We live with a disease called White Supremacy

The piercing. We all felt it. The puncture of violence, the ripping apart of families and communities, the pain of grief and loss. This last week, explosive tensions tore through our country in reaction to the targeted murders of Black people by police officers, followed by the retaliatory murders of police officers by a Black man.

Some people are speechless as they cling to the punctured fabric of illusions of security in a “post-racial America.” Others are emboldened by their outrage at the centuries of structural injustice that catalyzed this Bloody July and are placing their bodies in the streets to stop business as usual. As a nation, we are pierced and bleeding. We are in need of healing.

 But, are we ready to be healed? Or do we just want the pain to go away?

This is not a time for cheap bandages to hide our wounds or pacifiers to distract us from the cause of our pain. We live with a disease called White Supremacy that is buried deep in the body and mechanisms of our country and communities. Healing begins with acknowledging the disease. The next step — and this is crucial — we must have dis-ease with our disease. Acknowledgement is not enough, we cannot be comfortable and make friends with a germ that threatens all of us. Healing requires acknowledgment and discomfort, and then aggressive action.


To topple the tyranny of White Supremacy peacefully, White people must reject White Supremacy and its benefits.

The work of FOR is rooted in strategic and spiritually grounded reconciliation through nonviolent means.  This work of healing for reconciliation is a long-term work. But we are over 100 years old, so long-term work does not deter us. There is an immediate need though, to salve our pierced and bleeding nation and promote the healing we need so desperately.

First, it is important to diagnose ourselves, to know where we sit as wounded individuals as well as wounders. Our good intentions are not always the best meter for our impact on the world around us. Non-intentional harm is still harm.

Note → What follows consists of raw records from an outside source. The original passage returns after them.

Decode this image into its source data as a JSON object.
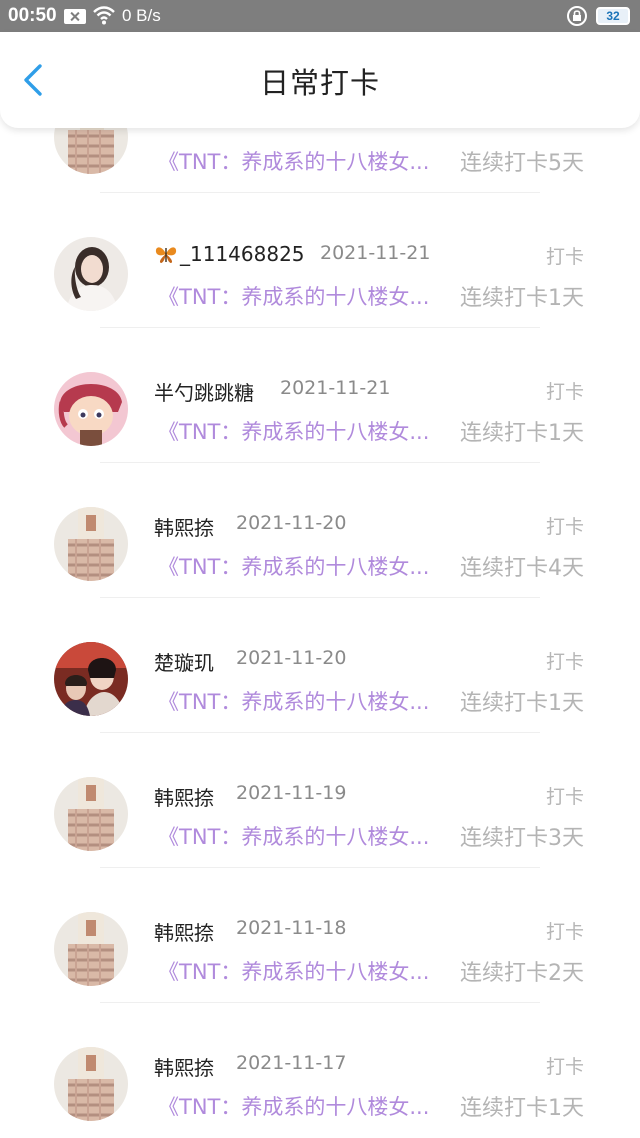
{
  "status_bar": {
    "time": "00:50",
    "network_speed": "0 B/s",
    "battery": "32"
  },
  "header": {
    "title": "日常打卡",
    "back_icon": "chevron-left-icon"
  },
  "records": [
    {
      "name": "",
      "date": "",
      "tag": "",
      "book": "《TNT：养成系的十八楼女...",
      "streak": "连续打卡5天",
      "avatar": "girl-plaid-skirt"
    },
    {
      "name": "_111468825",
      "name_prefix_icon": "butterfly-icon",
      "date": "2021-11-21",
      "tag": "打卡",
      "book": "《TNT：养成系的十八楼女...",
      "streak": "连续打卡1天",
      "avatar": "girl-portrait"
    },
    {
      "name": "半勺跳跳糖",
      "date": "2021-11-21",
      "tag": "打卡",
      "book": "《TNT：养成系的十八楼女...",
      "streak": "连续打卡1天",
      "avatar": "cartoon-girl"
    },
    {
      "name": "韩熙捺",
      "date": "2021-11-20",
      "tag": "打卡",
      "book": "《TNT：养成系的十八楼女...",
      "streak": "连续打卡4天",
      "avatar": "girl-plaid-skirt"
    },
    {
      "name": "楚璇玑",
      "date": "2021-11-20",
      "tag": "打卡",
      "book": "《TNT：养成系的十八楼女...",
      "streak": "连续打卡1天",
      "avatar": "drama-poster"
    },
    {
      "name": "韩熙捺",
      "date": "2021-11-19",
      "tag": "打卡",
      "book": "《TNT：养成系的十八楼女...",
      "streak": "连续打卡3天",
      "avatar": "girl-plaid-skirt"
    },
    {
      "name": "韩熙捺",
      "date": "2021-11-18",
      "tag": "打卡",
      "book": "《TNT：养成系的十八楼女...",
      "streak": "连续打卡2天",
      "avatar": "girl-plaid-skirt"
    },
    {
      "name": "韩熙捺",
      "date": "2021-11-17",
      "tag": "打卡",
      "book": "《TNT：养成系的十八楼女...",
      "streak": "连续打卡1天",
      "avatar": "girl-plaid-skirt"
    }
  ],
  "colors": {
    "accent": "#2f9ee8",
    "book_title": "#b08adc",
    "secondary_text": "#b4b4b4",
    "status_bar": "#7e7e7e"
  }
}
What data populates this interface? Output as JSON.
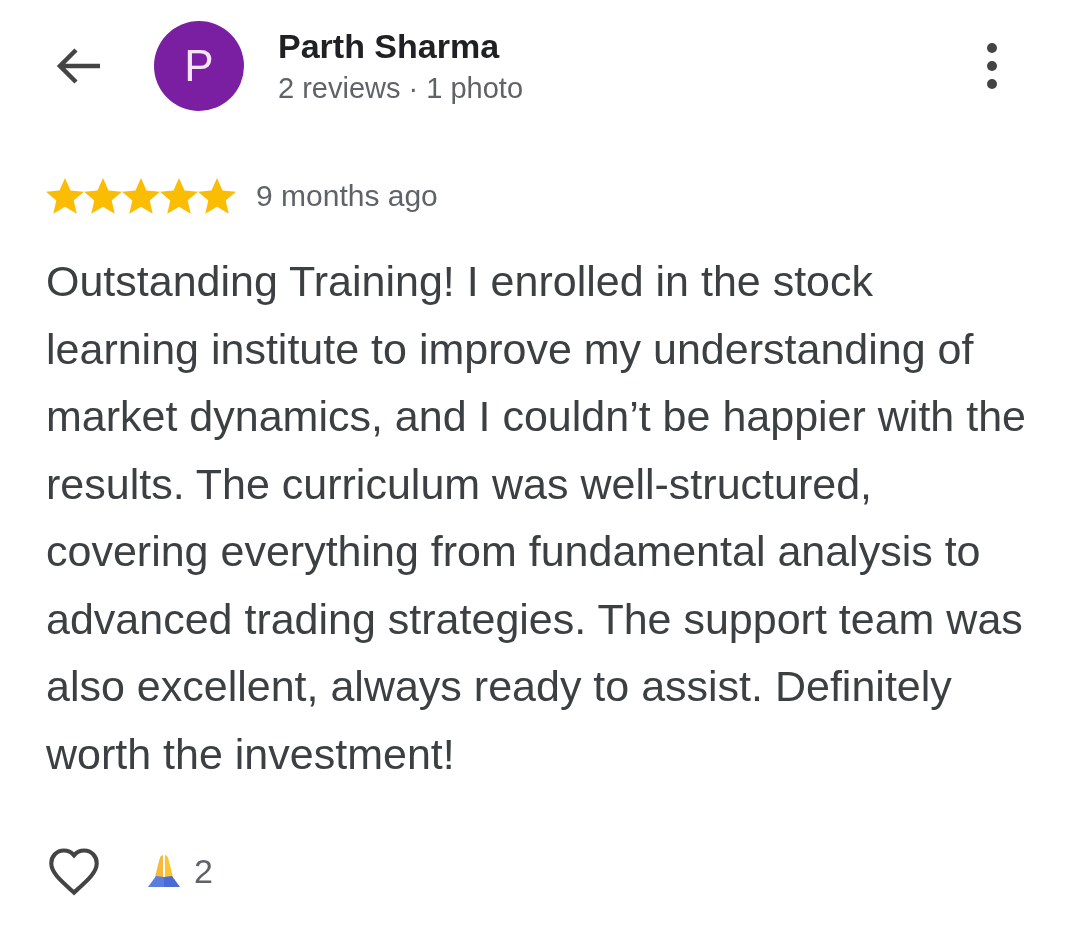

Secondly, we must diagnose the wellness of our communities in this environment that is thickly polluted with White Supremacy. This is not an assessment we can do alone. We need perspectives from multiple people who inhabit different locations in our communities. The voices of those who are marginalized most in White Supremacist structures, i.e. People of Color, should be centered and valued.

Lastly, as we move aggressively to promote healing in a country that so urgently needs to stop spilling blood, we must take the words of the prophet Micah seriously: to act justly (reject White Supremacy and promote equity), love mercy (extend forgiveness that supports sustainable justice), and walk humbly with God and others (because nobody knows it all).

This is a time for taking action

Together we must provide hope and healing at this moment in our pierced, broken, and bloody nation.

Please contact FOR to tell us what you are doing in your community to confront and overcome White Supremacy and to strengthen a foundation for healing and restoration.

Need ideas? Consider signing up with Showing Up for Racial Justice, or find an FOR chapter in your area.


La Trina P. Jackson hails from Georgia and is a teacher, activist, PhD student, and a board member and community leader for her local mosque, Muslims for Progressive Values. In addition, she is an active member of Atlanta FOR and FOR USA‘s National Council chair.

Photos: Millions March NYC Courtesy of All-Nite Images Flickr CC; Wilton Blake Flickr CC; Fibonacci Blue Flickr CC; Gerry Lauzon Flickr CC.

We’re building a grassroots movement. Are you in?

By submitting this form, you are consenting to receive marketing emails from: . You can revoke your consent to receive emails at any time by using the SafeUnsubscribe® link, found at the bottom of every email. Emails are serviced by Constant Contact